Review: Charles A. Davis’ Making Disciples Across Cultures


Davis sets the goal high:

“What I needed, and what is needed today, is a set of universal disciple-making principles by which to evaluate the cultural and theological assumptions that in turn precipitate the methods and patterns of behavior common in churches and among church leaders” (22)

To do this he has crafted ten principles with sliding cultural values. They are:

  1. Disciples Let God Lead from the Invisible World (Visible vs Invisible)
  2. Disciples Hear and Obey (Knowledge vs Behavior)
  3. Disciples Develop Relational Interdependence (Individualism vs Collectivism)
  4. Disciples Do What Love Requires (Gospel-Truth vs Works-Justice)
  5. Disciples Make Disciples (One-Way Delivery vs Group Interaction)
  6. Leaders Equip Disciples for Ministry (Equippers vs Ministers)
  7. Disciples Live an Undivided Life (Public vs Private)
  8. Disciples Engage in Personal and Public Transformation (Personal vs Cultural)
  9. Disciples Keep the End in Mind (Church vs Kingdom)
  10. Disciples Organize Flexibly and Purposefully (Organizational vs Relational)

These ten principles make up the structure of Making Disciples Across Cultures. Davis has provided the church an invaluable resource birthed out of his own experience with cross-cultural disciple making. He shares his successes and failures and invites us to understand disciple making through different cultural lenses. With all that in mind, Davis succeeds in many ways.

He starts exploring discipleship principles from a solid foundation—some core definitions for understanding the disciple-making mission:

“A disciple is one who moves closer to Jesus as a learner, follower and lover, together with other disciples” (32).

“From the first conversation about Jesus with an unbeliever to the final breath, our task is to make disciples—before salvation, after salvation, and throughout life” (36).

“Following Jesus also has a unique dimension. Jesus himself only did and said what the Father told him to say or do, and he expects his followers to do the same” (39).

One minor note at this point, Davis seems more comfortable with the charismatic gifts than I would be. However, I am aware enough to know that could be partly my own cultural assumptions. I have connections with missionaries in the Middle East, for instance, who tell me that many converts from Islam do so after having a vision of Jesus. I do appreciate how Davis always ties in the use of the charisma to the authority of Scripture (that ties in with the third principle above).

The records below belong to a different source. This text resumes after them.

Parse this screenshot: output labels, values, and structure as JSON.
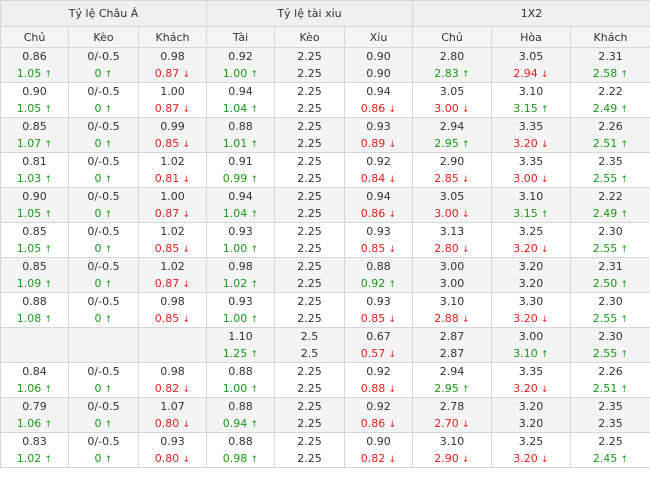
{
  "headers": {
    "groups": [
      "Tỷ lệ Châu Á",
      "Tỷ lệ tài xỉu",
      "1X2"
    ],
    "columns": [
      "Chủ",
      "Kèo",
      "Khách",
      "Tài",
      "Kèo",
      "Xỉu",
      "Chủ",
      "Hòa",
      "Khách"
    ]
  },
  "rows": [
    {
      "cells": [
        {
          "o": "0.86",
          "n": "1.05",
          "d": "up"
        },
        {
          "o": "0/-0.5",
          "n": "0",
          "d": "up"
        },
        {
          "o": "0.98",
          "n": "0.87",
          "d": "down"
        },
        {
          "o": "0.92",
          "n": "1.00",
          "d": "up"
        },
        {
          "o": "2.25",
          "n": "2.25",
          "d": ""
        },
        {
          "o": "0.90",
          "n": "0.90",
          "d": ""
        },
        {
          "o": "2.80",
          "n": "2.83",
          "d": "up"
        },
        {
          "o": "3.05",
          "n": "2.94",
          "d": "down"
        },
        {
          "o": "2.31",
          "n": "2.58",
          "d": "up"
        }
      ]
    },
    {
      "cells": [
        {
          "o": "0.90",
          "n": "1.05",
          "d": "up"
        },
        {
          "o": "0/-0.5",
          "n": "0",
          "d": "up"
        },
        {
          "o": "1.00",
          "n": "0.87",
          "d": "down"
        },
        {
          "o": "0.94",
          "n": "1.04",
          "d": "up"
        },
        {
          "o": "2.25",
          "n": "2.25",
          "d": ""
        },
        {
          "o": "0.94",
          "n": "0.86",
          "d": "down"
        },
        {
          "o": "3.05",
          "n": "3.00",
          "d": "down"
        },
        {
          "o": "3.10",
          "n": "3.15",
          "d": "up"
        },
        {
          "o": "2.22",
          "n": "2.49",
          "d": "up"
        }
      ]
    },
    {
      "cells": [
        {
          "o": "0.85",
          "n": "1.07",
          "d": "up"
        },
        {
          "o": "0/-0.5",
          "n": "0",
          "d": "up"
        },
        {
          "o": "0.99",
          "n": "0.85",
          "d": "down"
        },
        {
          "o": "0.88",
          "n": "1.01",
          "d": "up"
        },
        {
          "o": "2.25",
          "n": "2.25",
          "d": ""
        },
        {
          "o": "0.93",
          "n": "0.89",
          "d": "down"
        },
        {
          "o": "2.94",
          "n": "2.95",
          "d": "up"
        },
        {
          "o": "3.35",
          "n": "3.20",
          "d": "down"
        },
        {
          "o": "2.26",
          "n": "2.51",
          "d": "up"
        }
      ]
    },
    {
      "cells": [
        {
          "o": "0.81",
          "n": "1.03",
          "d": "up"
        },
        {
          "o": "0/-0.5",
          "n": "0",
          "d": "up"
        },
        {
          "o": "1.02",
          "n": "0.81",
          "d": "down"
        },
        {
          "o": "0.91",
          "n": "0.99",
          "d": "up"
        },
        {
          "o": "2.25",
          "n": "2.25",
          "d": ""
        },
        {
          "o": "0.92",
          "n": "0.84",
          "d": "down"
        },
        {
          "o": "2.90",
          "n": "2.85",
          "d": "down"
        },
        {
          "o": "3.35",
          "n": "3.00",
          "d": "down"
        },
        {
          "o": "2.35",
          "n": "2.55",
          "d": "up"
        }
      ]
    },
    {
      "cells": [
        {
          "o": "0.90",
          "n": "1.05",
          "d": "up"
        },
        {
          "o": "0/-0.5",
          "n": "0",
          "d": "up"
        },
        {
          "o": "1.00",
          "n": "0.87",
          "d": "down"
        },
        {
          "o": "0.94",
          "n": "1.04",
          "d": "up"
        },
        {
          "o": "2.25",
          "n": "2.25",
          "d": ""
        },
        {
          "o": "0.94",
          "n": "0.86",
          "d": "down"
        },
        {
          "o": "3.05",
          "n": "3.00",
          "d": "down"
        },
        {
          "o": "3.10",
          "n": "3.15",
          "d": "up"
        },
        {
          "o": "2.22",
          "n": "2.49",
          "d": "up"
        }
      ]
    },
    {
      "cells": [
        {
          "o": "0.85",
          "n": "1.05",
          "d": "up"
        },
        {
          "o": "0/-0.5",
          "n": "0",
          "d": "up"
        },
        {
          "o": "1.02",
          "n": "0.85",
          "d": "down"
        },
        {
          "o": "0.93",
          "n": "1.00",
          "d": "up"
        },
        {
          "o": "2.25",
          "n": "2.25",
          "d": ""
        },
        {
          "o": "0.93",
          "n": "0.85",
          "d": "down"
        },
        {
          "o": "3.13",
          "n": "2.80",
          "d": "down"
        },
        {
          "o": "3.25",
          "n": "3.20",
          "d": "down"
        },
        {
          "o": "2.30",
          "n": "2.55",
          "d": "up"
        }
      ]
    },
    {
      "cells": [
        {
          "o": "0.85",
          "n": "1.09",
          "d": "up"
        },
        {
          "o": "0/-0.5",
          "n": "0",
          "d": "up"
        },
        {
          "o": "1.02",
          "n": "0.87",
          "d": "down"
        },
        {
          "o": "0.98",
          "n": "1.02",
          "d": "up"
        },
        {
          "o": "2.25",
          "n": "2.25",
          "d": ""
        },
        {
          "o": "0.88",
          "n": "0.92",
          "d": "up"
        },
        {
          "o": "3.00",
          "n": "3.00",
          "d": ""
        },
        {
          "o": "3.20",
          "n": "3.20",
          "d": ""
        },
        {
          "o": "2.31",
          "n": "2.50",
          "d": "up"
        }
      ]
    },
    {
      "cells": [
        {
          "o": "0.88",
          "n": "1.08",
          "d": "up"
        },
        {
          "o": "0/-0.5",
          "n": "0",
          "d": "up"
        },
        {
          "o": "0.98",
          "n": "0.85",
          "d": "down"
        },
        {
          "o": "0.93",
          "n": "1.00",
          "d": "up"
        },
        {
          "o": "2.25",
          "n": "2.25",
          "d": ""
        },
        {
          "o": "0.93",
          "n": "0.85",
          "d": "down"
        },
        {
          "o": "3.10",
          "n": "2.88",
          "d": "down"
        },
        {
          "o": "3.30",
          "n": "3.20",
          "d": "down"
        },
        {
          "o": "2.30",
          "n": "2.55",
          "d": "up"
        }
      ]
    },
    {
      "cells": [
        {
          "o": "",
          "n": "",
          "d": ""
        },
        {
          "o": "",
          "n": "",
          "d": ""
        },
        {
          "o": "",
          "n": "",
          "d": ""
        },
        {
          "o": "1.10",
          "n": "1.25",
          "d": "up"
        },
        {
          "o": "2.5",
          "n": "2.5",
          "d": ""
        },
        {
          "o": "0.67",
          "n": "0.57",
          "d": "down"
        },
        {
          "o": "2.87",
          "n": "2.87",
          "d": ""
        },
        {
          "o": "3.00",
          "n": "3.10",
          "d": "up"
        },
        {
          "o": "2.30",
          "n": "2.55",
          "d": "up"
        }
      ]
    },
    {
      "cells": [
        {
          "o": "0.84",
          "n": "1.06",
          "d": "up"
        },
        {
          "o": "0/-0.5",
          "n": "0",
          "d": "up"
        },
        {
          "o": "0.98",
          "n": "0.82",
          "d": "down"
        },
        {
          "o": "0.88",
          "n": "1.00",
          "d": "up"
        },
        {
          "o": "2.25",
          "n": "2.25",
          "d": ""
        },
        {
          "o": "0.92",
          "n": "0.88",
          "d": "down"
        },
        {
          "o": "2.94",
          "n": "2.95",
          "d": "up"
        },
        {
          "o": "3.35",
          "n": "3.20",
          "d": "down"
        },
        {
          "o": "2.26",
          "n": "2.51",
          "d": "up"
        }
      ]
    },
    {
      "cells": [
        {
          "o": "0.79",
          "n": "1.06",
          "d": "up"
        },
        {
          "o": "0/-0.5",
          "n": "0",
          "d": "up"
        },
        {
          "o": "1.07",
          "n": "0.80",
          "d": "down"
        },
        {
          "o": "0.88",
          "n": "0.94",
          "d": "up"
        },
        {
          "o": "2.25",
          "n": "2.25",
          "d": ""
        },
        {
          "o": "0.92",
          "n": "0.86",
          "d": "down"
        },
        {
          "o": "2.78",
          "n": "2.70",
          "d": "down"
        },
        {
          "o": "3.20",
          "n": "3.20",
          "d": ""
        },
        {
          "o": "2.35",
          "n": "2.35",
          "d": ""
        }
      ]
    },
    {
      "cells": [
        {
          "o": "0.83",
          "n": "1.02",
          "d": "up"
        },
        {
          "o": "0/-0.5",
          "n": "0",
          "d": "up"
        },
        {
          "o": "0.93",
          "n": "0.80",
          "d": "down"
        },
        {
          "o": "0.88",
          "n": "0.98",
          "d": "up"
        },
        {
          "o": "2.25",
          "n": "2.25",
          "d": ""
        },
        {
          "o": "0.90",
          "n": "0.82",
          "d": "down"
        },
        {
          "o": "3.10",
          "n": "2.90",
          "d": "down"
        },
        {
          "o": "3.25",
          "n": "3.20",
          "d": "down"
        },
        {
          "o": "2.25",
          "n": "2.45",
          "d": "up"
        }
      ]
    }
  ]
}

“When we carefully submit what we believe we have heard from God to other trusted members of the body of Christ, judging by the Spirit within us and by Scripture, they can help us discern whether what we have heard is indeed from God or if it is simply a product of our own imagination or, worse, if we have been deceived by the enemy” (49 also see 62 “the truth of God’s word”).

I also appreciated the community focus through out Making Disciples Across Cultures (29, 41 “With few exceptions I found the word [disciple] overwhelmingly used in the plural”; 49, 81, 104, 177, 191, 196, 216).

“God has the capacity to build one body out of millions of diverse individuals. Under his headship, that body has the capacity to accomplish infinitely more than any individual, even though he knows each individual personally, having given each one the gifts that he knows will best contribute to the whole” (81).

Chapter 11 offers a stand out section on the difference between organizational structure and organic growth of the body. The discussion gives fresh eyes to some issues we face in America. We have these old organizational structures (i.e., mainline denominations) but the body has essentially malnutritioned. These decaying organizations can go on for years and decades, but the life is in the body of Christ. I want to offer a pushback for his discussion on gathering informally in homes and small groups.

Discussing this